"We want the patient to rest for two or three days after the procedure," Evan Cohen, a practice coordinator for Urology Associates of Cape Cod, told ABC News in 2013. "This way they can put their feet up, watch a game and have a pizza," he said.
Unsurprisingly, the practice reportedly saw a 22 percent increase in business thanks to the pizza deal the year before.
A No. 16 seed has never beaten a No. 1 seed.
A No.16 seed has never won a game against a No. 1 seed.
This year, the No. 16 seeds are Hampton, Holy Cross, Austin Peay and Florida Gulf Coast.
Virginia, Oregon, Kansas and North Carolina are each seeded first in their respective regions.
At least one of the No. 1 seeds has made it to the Final Four almost every year since seeding began in 1979, while the lowest-seeded team ever to win the championship was Villanova, a No. 8 seed in 1985. Nova won its first tournament title by beating No. 1 seed Georgetown 66-64.
The tournament record for most points scored by a player in a single-game is 61.
Shooting guard Austin Carr scored 61 points for Notre Dame against Ohio in the first round of the tournament in 1970.
More than 40 years later, his record still stands strong. Carr went on to play for the Cleveland Cavaliers in the NBA.
Preoccupied workers could cost employers $4 billion.
Workers who are busy following March Madness could cost employers nearly $4 billion during the first week of the tournament due to lost productivity, according to global outplacement consultancy Challenger, Gray & Christmas, Inc.
Up to 20 percent of employed Americans could join pools at their offices this year, the company added, and it expects about $1.3 billion in lost productivity every hour of the workday.

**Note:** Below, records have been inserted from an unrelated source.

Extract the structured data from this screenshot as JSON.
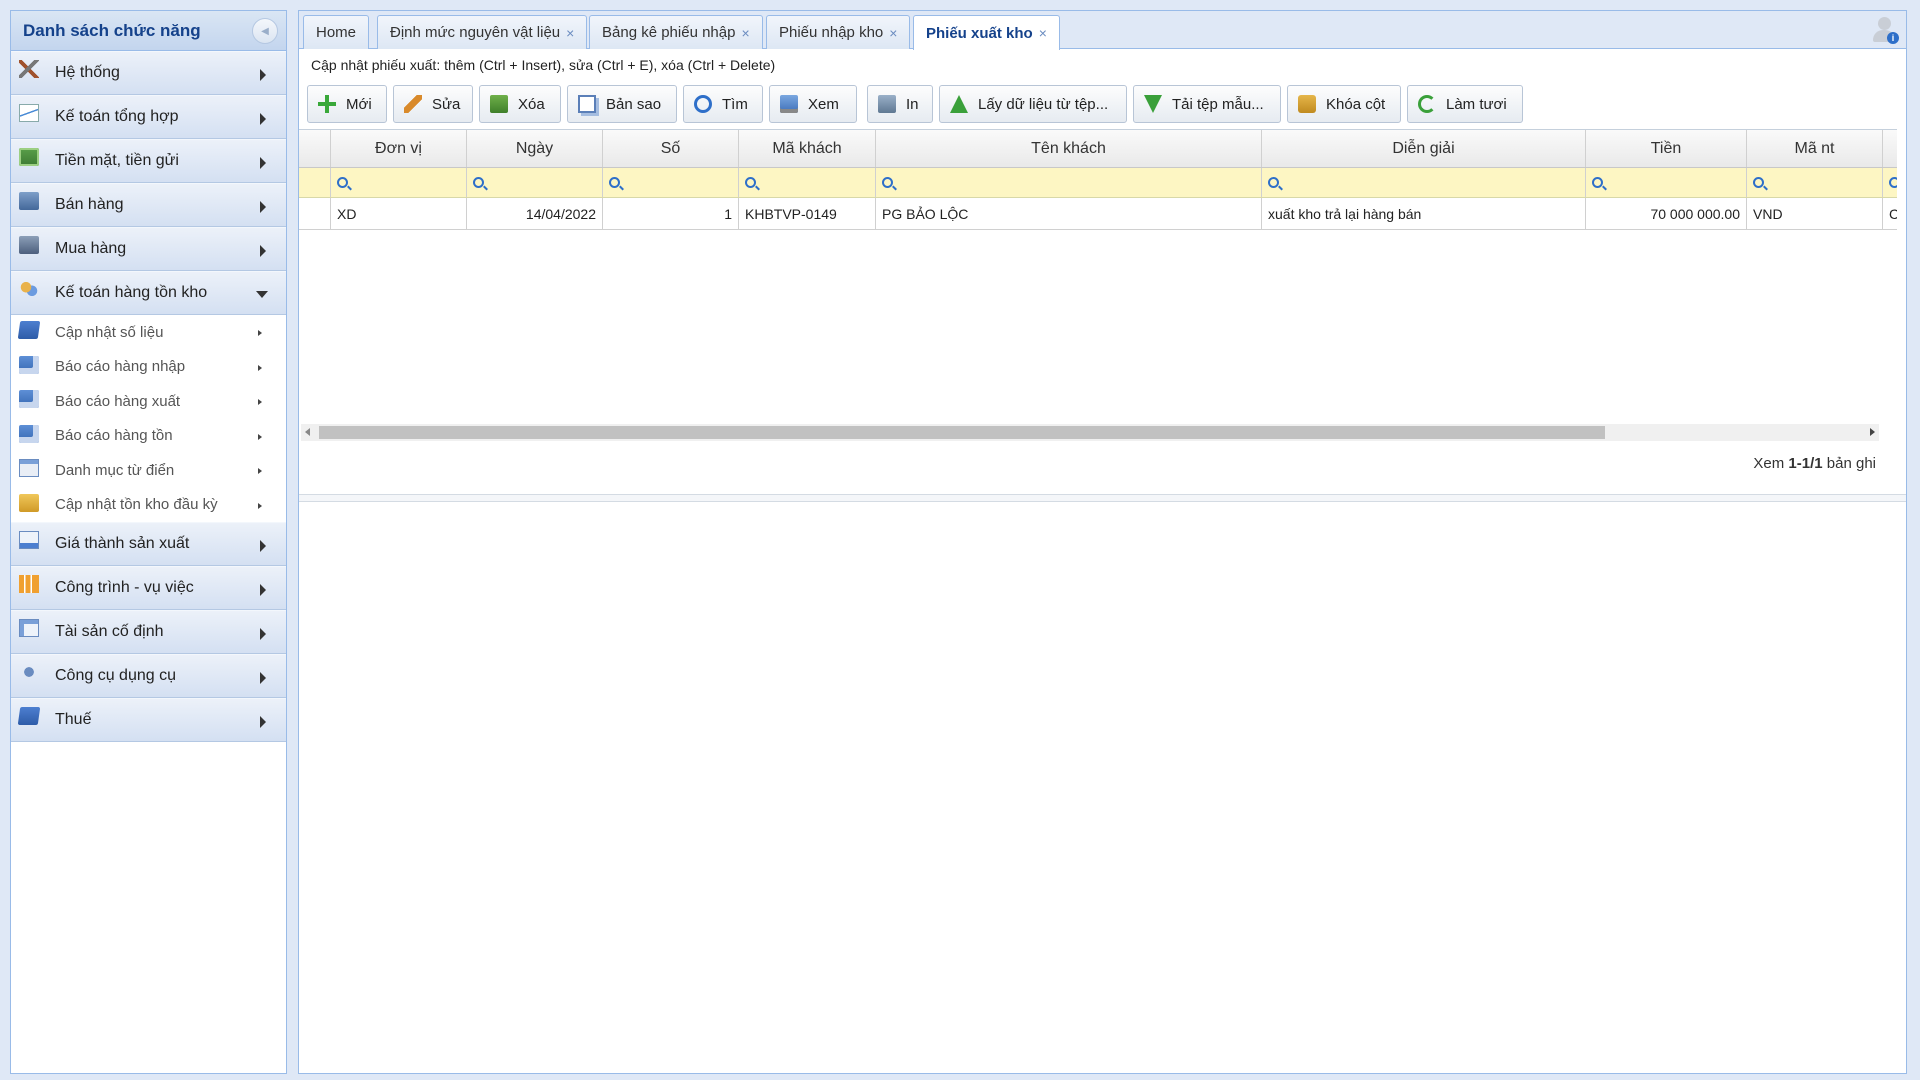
{
  "sidebar": {
    "title": "Danh sách chức năng",
    "collapse_icon": "collapse-left-icon",
    "items": [
      {
        "label": "Hệ thống",
        "icon": "tools-icon"
      },
      {
        "label": "Kế toán tổng hợp",
        "icon": "chart-icon"
      },
      {
        "label": "Tiền mặt, tiền gửi",
        "icon": "money-icon"
      },
      {
        "label": "Bán hàng",
        "icon": "sales-icon"
      },
      {
        "label": "Mua hàng",
        "icon": "purchase-icon"
      },
      {
        "label": "Kế toán hàng tồn kho",
        "icon": "inventory-icon",
        "expanded": true
      },
      {
        "label": "Giá thành sản xuất",
        "icon": "cost-icon"
      },
      {
        "label": "Công trình - vụ việc",
        "icon": "project-icon"
      },
      {
        "label": "Tài sản cố định",
        "icon": "asset-icon"
      },
      {
        "label": "Công cụ dụng cụ",
        "icon": "tool-icon"
      },
      {
        "label": "Thuế",
        "icon": "tax-icon"
      }
    ],
    "subitems": [
      {
        "label": "Cập nhật số liệu",
        "icon": "update-icon"
      },
      {
        "label": "Báo cáo hàng nhập",
        "icon": "report-icon"
      },
      {
        "label": "Báo cáo hàng xuất",
        "icon": "report-icon"
      },
      {
        "label": "Báo cáo hàng tồn",
        "icon": "report-icon"
      },
      {
        "label": "Danh mục từ điển",
        "icon": "dictionary-icon"
      },
      {
        "label": "Cập nhật tồn kho đầu kỳ",
        "icon": "pen-icon"
      }
    ]
  },
  "tabs": [
    {
      "label": "Home",
      "closable": false
    },
    {
      "label": "Định mức nguyên vật liệu",
      "closable": true
    },
    {
      "label": "Bảng kê phiếu nhập",
      "closable": true
    },
    {
      "label": "Phiếu nhập kho",
      "closable": true
    },
    {
      "label": "Phiếu xuất kho",
      "closable": true,
      "active": true
    }
  ],
  "tab_close_glyph": "×",
  "hint": "Cập nhật phiếu xuất: thêm (Ctrl + Insert), sửa (Ctrl + E), xóa (Ctrl + Delete)",
  "toolbar": {
    "new": "Mới",
    "edit": "Sửa",
    "delete": "Xóa",
    "copy": "Bản sao",
    "find": "Tìm",
    "view": "Xem",
    "print": "In",
    "import": "Lấy dữ liệu từ tệp...",
    "template": "Tải tệp mẫu...",
    "lock": "Khóa cột",
    "refresh": "Làm tươi"
  },
  "grid": {
    "columns": [
      "Đơn vị",
      "Ngày",
      "Số",
      "Mã khách",
      "Tên khách",
      "Diễn giải",
      "Tiền",
      "Mã nt",
      ""
    ],
    "rows": [
      {
        "don_vi": "XD",
        "ngay": "14/04/2022",
        "so": "1",
        "ma_khach": "KHBTVP-0149",
        "ten_khach": "PG BẢO LỘC",
        "dien_giai": "xuất kho trả lại hàng bán",
        "tien": "70 000 000.00",
        "ma_nt": "VND",
        "extra": "Cl"
      }
    ]
  },
  "paging": {
    "prefix": "Xem",
    "range": "1-1/1",
    "suffix": "bản ghi"
  },
  "colors": {
    "accent": "#15428b",
    "border": "#99bbe8",
    "filter_bg": "#fdf6c3"
  }
}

Tournament-related productivity drains include activities like compiling brackets and streaming games. Last year saw a record 80.7 million live video streams during the tournament.
By Casey Leins, U.S. News